I've always thought Byron Nelson was underrated by people who enjoy putting together lists of the greatest golfers ever - and by people who like to read those lists. I happen to be someone who both enjoys putting them together, and reading them, and I can tell you that putting them together is a lot harder than reading them! Nelson is the perfect example of why.
He's rarely mentioned as a candidate for the title of greatest golfer ever, and he's almost never ranked ahead of his contemparies, Ben Hogan and Sam Snead. There are some good reasons for that: Nelson's numbers don't match up. Nelson won 52 PGA Tour events, including 5 majors. Hogan had 64 wins and 9 majors, and Snead posted a record 82 wins including 7 majors.
Plus, many golf fans have the sense about Nelson that he got a lot of easy wins during World War II, when the other great golfers had been swept up in the war.
Nelson's numbers are somewhat misleading, but not in that sense. His numbers don't reflect accomplishments greater than his talent; rather, they fail to accurately reflect his greatness. That's because Byron Nelson retired from competitive golf at the age of 34.
Let's repeat that: Nelson retired at 34. Following the 1946 season, when he won six times, Nelson hung up his spikes.
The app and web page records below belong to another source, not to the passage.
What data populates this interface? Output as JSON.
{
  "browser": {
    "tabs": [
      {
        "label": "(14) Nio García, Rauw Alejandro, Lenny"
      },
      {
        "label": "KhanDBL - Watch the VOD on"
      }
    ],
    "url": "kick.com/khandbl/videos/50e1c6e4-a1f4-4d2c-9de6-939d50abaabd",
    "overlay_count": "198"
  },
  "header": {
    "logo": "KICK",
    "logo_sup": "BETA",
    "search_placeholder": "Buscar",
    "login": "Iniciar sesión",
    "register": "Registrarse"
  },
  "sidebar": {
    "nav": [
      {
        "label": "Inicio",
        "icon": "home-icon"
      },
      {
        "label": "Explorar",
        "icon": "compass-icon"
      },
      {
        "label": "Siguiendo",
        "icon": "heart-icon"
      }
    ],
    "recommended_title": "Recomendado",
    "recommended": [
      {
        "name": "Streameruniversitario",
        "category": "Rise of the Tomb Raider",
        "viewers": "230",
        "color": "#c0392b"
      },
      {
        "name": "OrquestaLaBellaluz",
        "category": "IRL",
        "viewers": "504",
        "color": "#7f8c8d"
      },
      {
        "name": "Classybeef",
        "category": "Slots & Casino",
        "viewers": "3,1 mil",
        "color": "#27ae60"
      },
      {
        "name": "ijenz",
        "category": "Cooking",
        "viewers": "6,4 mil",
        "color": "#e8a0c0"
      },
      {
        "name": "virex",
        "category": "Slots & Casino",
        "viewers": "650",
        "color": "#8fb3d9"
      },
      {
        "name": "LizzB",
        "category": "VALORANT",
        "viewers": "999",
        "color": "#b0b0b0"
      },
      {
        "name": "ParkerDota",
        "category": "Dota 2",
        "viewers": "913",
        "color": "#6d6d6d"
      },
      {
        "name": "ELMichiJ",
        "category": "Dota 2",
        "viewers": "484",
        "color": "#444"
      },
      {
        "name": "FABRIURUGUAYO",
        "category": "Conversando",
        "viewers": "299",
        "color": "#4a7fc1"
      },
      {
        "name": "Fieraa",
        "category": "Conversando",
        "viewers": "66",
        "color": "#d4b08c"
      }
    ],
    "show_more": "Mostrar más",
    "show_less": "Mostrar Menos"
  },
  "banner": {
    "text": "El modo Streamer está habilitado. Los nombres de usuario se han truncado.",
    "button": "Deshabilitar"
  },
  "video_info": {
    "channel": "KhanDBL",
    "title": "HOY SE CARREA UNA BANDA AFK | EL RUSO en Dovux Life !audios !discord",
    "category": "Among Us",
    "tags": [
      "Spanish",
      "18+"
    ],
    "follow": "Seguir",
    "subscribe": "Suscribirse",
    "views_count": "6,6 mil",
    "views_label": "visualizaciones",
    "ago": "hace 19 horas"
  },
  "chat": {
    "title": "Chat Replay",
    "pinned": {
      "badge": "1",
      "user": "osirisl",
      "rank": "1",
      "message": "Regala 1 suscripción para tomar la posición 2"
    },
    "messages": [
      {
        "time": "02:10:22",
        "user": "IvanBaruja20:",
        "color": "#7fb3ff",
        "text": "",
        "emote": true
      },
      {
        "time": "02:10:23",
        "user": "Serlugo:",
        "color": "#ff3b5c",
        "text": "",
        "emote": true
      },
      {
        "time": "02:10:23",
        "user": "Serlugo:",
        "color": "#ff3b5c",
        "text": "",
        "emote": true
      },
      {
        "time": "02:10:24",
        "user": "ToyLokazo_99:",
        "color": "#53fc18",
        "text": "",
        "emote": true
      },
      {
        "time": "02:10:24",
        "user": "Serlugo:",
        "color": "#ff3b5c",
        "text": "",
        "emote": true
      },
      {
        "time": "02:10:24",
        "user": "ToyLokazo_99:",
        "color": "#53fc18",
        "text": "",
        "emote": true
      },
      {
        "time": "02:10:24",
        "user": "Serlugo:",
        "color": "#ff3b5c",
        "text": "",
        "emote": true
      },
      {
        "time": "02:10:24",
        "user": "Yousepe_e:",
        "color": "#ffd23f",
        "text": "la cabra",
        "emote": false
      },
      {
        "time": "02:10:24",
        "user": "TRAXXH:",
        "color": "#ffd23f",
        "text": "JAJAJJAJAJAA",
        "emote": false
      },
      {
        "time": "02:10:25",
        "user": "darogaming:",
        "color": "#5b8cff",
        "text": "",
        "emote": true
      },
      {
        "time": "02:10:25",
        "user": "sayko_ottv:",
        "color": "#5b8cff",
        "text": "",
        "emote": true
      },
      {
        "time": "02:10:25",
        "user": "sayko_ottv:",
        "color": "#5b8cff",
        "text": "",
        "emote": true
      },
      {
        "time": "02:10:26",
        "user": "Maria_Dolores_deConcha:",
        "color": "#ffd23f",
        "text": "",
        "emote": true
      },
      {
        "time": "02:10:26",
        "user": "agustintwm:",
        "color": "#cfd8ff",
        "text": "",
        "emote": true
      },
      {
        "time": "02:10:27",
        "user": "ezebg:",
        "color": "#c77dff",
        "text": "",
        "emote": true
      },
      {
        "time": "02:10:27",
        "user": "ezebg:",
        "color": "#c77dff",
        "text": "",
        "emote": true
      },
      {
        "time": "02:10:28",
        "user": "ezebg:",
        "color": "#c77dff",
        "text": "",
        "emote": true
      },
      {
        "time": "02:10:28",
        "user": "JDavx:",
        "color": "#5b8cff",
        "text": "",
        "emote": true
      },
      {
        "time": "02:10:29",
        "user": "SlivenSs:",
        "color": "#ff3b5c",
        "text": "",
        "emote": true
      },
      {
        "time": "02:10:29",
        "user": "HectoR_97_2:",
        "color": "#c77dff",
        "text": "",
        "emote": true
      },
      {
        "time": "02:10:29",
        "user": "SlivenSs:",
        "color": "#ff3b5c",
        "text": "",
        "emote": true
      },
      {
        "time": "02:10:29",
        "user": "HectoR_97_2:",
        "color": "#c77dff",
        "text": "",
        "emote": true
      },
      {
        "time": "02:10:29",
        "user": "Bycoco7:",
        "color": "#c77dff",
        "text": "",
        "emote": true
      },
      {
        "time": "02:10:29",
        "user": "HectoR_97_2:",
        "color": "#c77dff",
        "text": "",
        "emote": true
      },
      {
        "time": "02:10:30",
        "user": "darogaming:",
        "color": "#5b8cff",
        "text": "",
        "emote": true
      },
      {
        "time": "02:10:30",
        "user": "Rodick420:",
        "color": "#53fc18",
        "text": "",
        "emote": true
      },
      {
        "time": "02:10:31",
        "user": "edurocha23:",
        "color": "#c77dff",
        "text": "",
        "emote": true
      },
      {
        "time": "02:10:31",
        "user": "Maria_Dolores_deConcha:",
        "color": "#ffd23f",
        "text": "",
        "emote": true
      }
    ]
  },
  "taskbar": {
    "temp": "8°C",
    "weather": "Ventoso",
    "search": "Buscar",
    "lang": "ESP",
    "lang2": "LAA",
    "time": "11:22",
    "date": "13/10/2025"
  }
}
And while he was certainly the greatest golfer who continued playing during WWII (Nelson was rejected for service due physical concerns), WWII probably hurt him more than helped him.
Nelson was easily the dominant golfer of the late 1930s. Hogan was winning tournaments, but wouldn't win his first major until 1946. Snead came on tour in 1937 and immediately started winning tournaments, but like Hogan, it would be a while before he won his first major. In fact, Nelson's biggest challenger for supremacy in the late 1930s was Ralph Guldahl.
So when WWII came along and dramatically shortened the PGA Tour schedule (in 1944, only three tournaments were played), Nelson lost a lot of wins. Combine that with the fact the he retired at 34, and it's easy to see that had Nelson had a full career, he might well have come close to Snead's career win total.
WWII also robbed Nelson of at least several major championships, because most of the majors were canceled during wartime. In 1942, only two majors were played (Nelson won one of them); in 1943, none were played; in 1944, one; in 1945, one (Nelson won it). Surely Nelson would have won at least a couple more majors had all four majors been played each of those years (and had he continued playing past age 34).
Then there's the feeling among some golf fans that Nelson's legendary 1945 season is overrated because all his best competition was serving in the military. Not true. Jimmy Demaret and Craig Wood, among others, played full seasons just as Nelson did. More specifically, critics of Nelson's achievements in 1945 say that Hogan and Snead weren't around to take wins away from him.
Again, not true. Hogan played 19 tournaments that year, and Snead played 27. Nelson won 18 times in 1945 (including the one major that was played) because he was outclassing his oppositition by a margin not matched before or since by any other golfer.
So yes, I believe Byron Nelson is underrated in the history of golf. It sounds a little silly to say that 52 wins and 5 majors don't do a man's talent justice, but that is just the case with Lord Byron.